What this task involves
Whenever a line below includes the word "must", copy that line.

------------------------------------

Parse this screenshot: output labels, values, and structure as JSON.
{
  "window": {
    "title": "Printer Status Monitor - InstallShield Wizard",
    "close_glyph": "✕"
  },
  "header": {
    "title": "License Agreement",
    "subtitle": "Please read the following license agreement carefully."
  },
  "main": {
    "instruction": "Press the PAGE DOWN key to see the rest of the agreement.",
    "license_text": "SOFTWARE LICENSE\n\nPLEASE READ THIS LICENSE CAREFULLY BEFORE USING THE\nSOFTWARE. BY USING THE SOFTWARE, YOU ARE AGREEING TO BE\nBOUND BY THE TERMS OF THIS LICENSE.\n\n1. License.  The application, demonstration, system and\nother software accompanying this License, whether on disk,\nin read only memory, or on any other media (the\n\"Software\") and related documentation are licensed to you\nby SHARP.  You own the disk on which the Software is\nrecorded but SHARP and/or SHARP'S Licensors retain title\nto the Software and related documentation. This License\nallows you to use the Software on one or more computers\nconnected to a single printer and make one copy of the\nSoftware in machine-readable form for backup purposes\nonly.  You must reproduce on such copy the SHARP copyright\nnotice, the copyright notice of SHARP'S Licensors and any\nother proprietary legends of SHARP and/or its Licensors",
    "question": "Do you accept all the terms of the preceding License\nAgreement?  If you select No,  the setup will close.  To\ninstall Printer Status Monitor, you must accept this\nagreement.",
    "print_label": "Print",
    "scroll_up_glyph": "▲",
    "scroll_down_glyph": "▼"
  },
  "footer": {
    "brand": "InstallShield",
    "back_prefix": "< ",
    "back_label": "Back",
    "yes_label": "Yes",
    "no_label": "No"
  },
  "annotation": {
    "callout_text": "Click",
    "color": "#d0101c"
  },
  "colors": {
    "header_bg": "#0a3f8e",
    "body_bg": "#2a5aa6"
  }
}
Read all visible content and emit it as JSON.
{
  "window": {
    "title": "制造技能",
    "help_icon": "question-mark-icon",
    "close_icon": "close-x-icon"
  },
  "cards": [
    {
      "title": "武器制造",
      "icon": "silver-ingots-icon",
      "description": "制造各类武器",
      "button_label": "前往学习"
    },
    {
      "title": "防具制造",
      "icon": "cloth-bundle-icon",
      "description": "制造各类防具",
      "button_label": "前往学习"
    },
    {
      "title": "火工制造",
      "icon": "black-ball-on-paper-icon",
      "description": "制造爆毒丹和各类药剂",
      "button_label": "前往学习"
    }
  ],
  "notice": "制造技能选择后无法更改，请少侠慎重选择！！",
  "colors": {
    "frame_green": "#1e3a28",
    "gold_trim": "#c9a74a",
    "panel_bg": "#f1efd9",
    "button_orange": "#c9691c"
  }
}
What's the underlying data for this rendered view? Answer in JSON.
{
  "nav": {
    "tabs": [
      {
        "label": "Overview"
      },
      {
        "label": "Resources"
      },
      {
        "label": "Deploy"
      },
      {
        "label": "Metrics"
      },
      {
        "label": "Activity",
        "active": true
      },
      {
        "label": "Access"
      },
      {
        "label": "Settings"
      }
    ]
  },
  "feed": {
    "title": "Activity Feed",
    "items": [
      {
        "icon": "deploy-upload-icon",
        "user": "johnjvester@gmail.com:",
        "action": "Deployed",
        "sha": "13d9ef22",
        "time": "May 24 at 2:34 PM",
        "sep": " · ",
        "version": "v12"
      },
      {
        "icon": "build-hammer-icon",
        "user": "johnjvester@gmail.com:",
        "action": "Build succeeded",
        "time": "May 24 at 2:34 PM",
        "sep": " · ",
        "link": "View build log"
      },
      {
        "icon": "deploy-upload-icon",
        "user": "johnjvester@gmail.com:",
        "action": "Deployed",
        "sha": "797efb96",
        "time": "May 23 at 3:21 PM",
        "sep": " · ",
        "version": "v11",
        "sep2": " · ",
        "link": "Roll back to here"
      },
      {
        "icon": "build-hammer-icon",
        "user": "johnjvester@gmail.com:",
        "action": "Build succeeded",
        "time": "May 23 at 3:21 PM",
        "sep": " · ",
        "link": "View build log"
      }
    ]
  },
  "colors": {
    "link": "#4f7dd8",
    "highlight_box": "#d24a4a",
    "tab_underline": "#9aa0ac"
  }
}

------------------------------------

Response to this task
    "license_text": "SOFTWARE LICENSE\n\nPLEASE READ THIS LICENSE CAREFULLY BEFORE USING THE\nSOFTWARE. BY USING THE SOFTWARE, YOU ARE AGREEING TO BE\nBOUND BY THE TERMS OF THIS LICENSE.\n\n1. License.  The application, demonstration, system and\nother software accompanying this License, whether on disk,\nin read only memory, or on any other media (the\n\"Software\") and related documentation are licensed to you\nby SHARP.  You own the disk on which the Software is\nrecorded but SHARP and/or SHARP'S Licensors retain title\nto the Software and related documentation. This License\nallows you to use the Software on one or more computers\nconnected to a single printer and make one copy of the\nSoftware in machine-readable form for backup purposes\nonly.  You must reproduce on such copy the SHARP copyright\nnotice, the copyright notice of SHARP'S Licensors and any\nother proprietary legends of SHARP and/or its Licensors",
    "question": "Do you accept all the terms of the preceding License\nAgreement?  If you select No,  the setup will close.  To\ninstall Printer Status Monitor, you must accept this\nagreement.",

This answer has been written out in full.